Christians properly revere the written word because it alone brings us into contact with the incarnate Word. It is in the Bible that we see the Word of God made flesh. It is in the Bible that we see the glory of God in the face of Jesus Christ. The Scriptures testify of him! In Jesus’ last message to the disciples before his ascension the Bible says that:
“beginning with Moses and all the Prophets, he interpreted to them in all the Scriptures the things concerning himself.” (Luke 24:27 ESV)
The Bible is about Jesus! The Bible is where Jesus told the disciples to look for him so as to know and love him – why then this supposed conflict between a love for the Scriptures and a love for Christ?
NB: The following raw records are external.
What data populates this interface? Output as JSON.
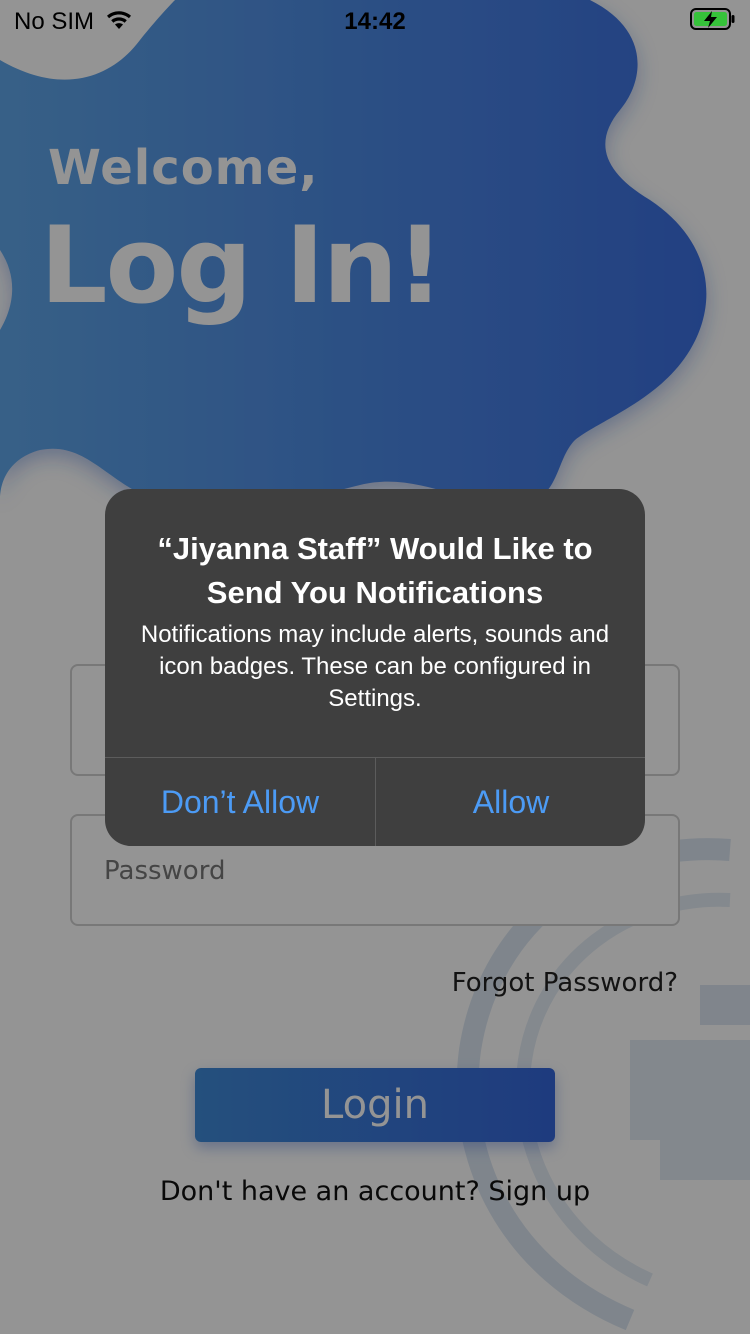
{
  "status_bar": {
    "carrier": "No SIM",
    "time": "14:42",
    "wifi_icon": "wifi-icon",
    "battery_icon": "battery-charging-icon"
  },
  "login_screen": {
    "welcome": "Welcome,",
    "title": "Log In!",
    "password_placeholder": "Password",
    "forgot_password": "Forgot Password?",
    "login_button": "Login",
    "signup_prompt": "Don't have an account? Sign up"
  },
  "notification_alert": {
    "title": "“Jiyanna Staff” Would Like to Send You Notifications",
    "message": "Notifications may include alerts, sounds and icon badges. These can be configured in Settings.",
    "deny_label": "Don’t Allow",
    "allow_label": "Allow"
  },
  "colors": {
    "blob_start": "#5fa6e8",
    "blob_end": "#3b6ee0",
    "button_gradient_start": "#3f8ad8",
    "button_gradient_end": "#3566d9",
    "alert_background": "#3f3f3f",
    "alert_button_text": "#4c9bf5"
  }
}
J.I. Packer spoke about this in his book Fundamentalism And The Word Of God:
“Others tell us the final authority for Christians is not Scripture, but Christ, whom we must regard as standing apart from Scripture and above it. He is its Judge; and we, as His disciples, must judge Scripture by Him, receiving only what is in harmony with His life and teaching and rejecting all that is not. But who is this Christ, the Judge of Scripture? Not the Christ of the New Testament and of history. That Christ does not judge Scripture; he obeys it and fulfills it. Certainly, He is the final authority of the whole of it. Certainly, He is the final authority for Christians; that is precisely why Christians are bound to acknowledge the authority of Scripture. Christ teaches them to do so.”
I recently had a pastoral colleague say to me that he is not sure that he can believe in the conquest as written up in Scripture because it does not seem to reconcile with the character of Christ. The Bible must be read through the lens of Christ, he told me. But what Christ is it, I wonder, that would deny what Scripture says? Not the Christ of John 10:35:
Scripture cannot be broken (John 10:35 ESV)
And not the Christ of Revelation 19:13-18 either; of that Christ the Scriptures say:
He is clothed in a robe dipped in blood, and the name by which he is called is The Word of God. 14 And the armies of heaven, arrayed in fine linen, white and pure, were following him on white horses. 15 From his mouth comes a sharp sword with which to strike down the nations, and he will rule them with a rod of iron. He will tread the winepress of the fury of the wrath of God the Almighty. 16 On his robe and on his thigh he has a name written, King of kings and Lord of lords.
17 Then I saw an angel standing in the sun, and with a loud voice he called to all the birds that fly directly overhead, “Come, gather for the great supper of God, 18 to eat the flesh of kings, the flesh of captains, the flesh of mighty men, the flesh of horses and their riders, and the flesh of all men, both free and slave, both small and great.” (Revelation 19:13–18 ESV)
This Jesus seems very much akin to the God of the supposedly questionable conquest.
So which Jesus is it who judges Holy Scripture?
Is it not the Jesus of contemporary culture? Is it not the Jesus of our imagination?
This is the very reason why Evangelicals so reverence the Scriptures. We reverence the Scriptures because:
“The heart is deceitful above all things, And desperately wicked; Who can know it? (Jeremiah 17:9 NKJV)
We lie to ourselves about ourselves and about God.
Our hearts are idol factories.
If it were not for the Bible and the ministry of Illumination we would know nothing true, reliable or saving about Jesus.
We revere the Bible because it gives us Jesus Christ.
One day we won’t need it for we will see him face to face. But until that day we heed the advice of St. Augustine who told us to “treat the Scripture of God as the face of God.”
Even so, come Lord Jesus.
To listen to Pastor Paul’s Into The Word devotional podcast visit the TGC Canada website; you can also find it on iTunes.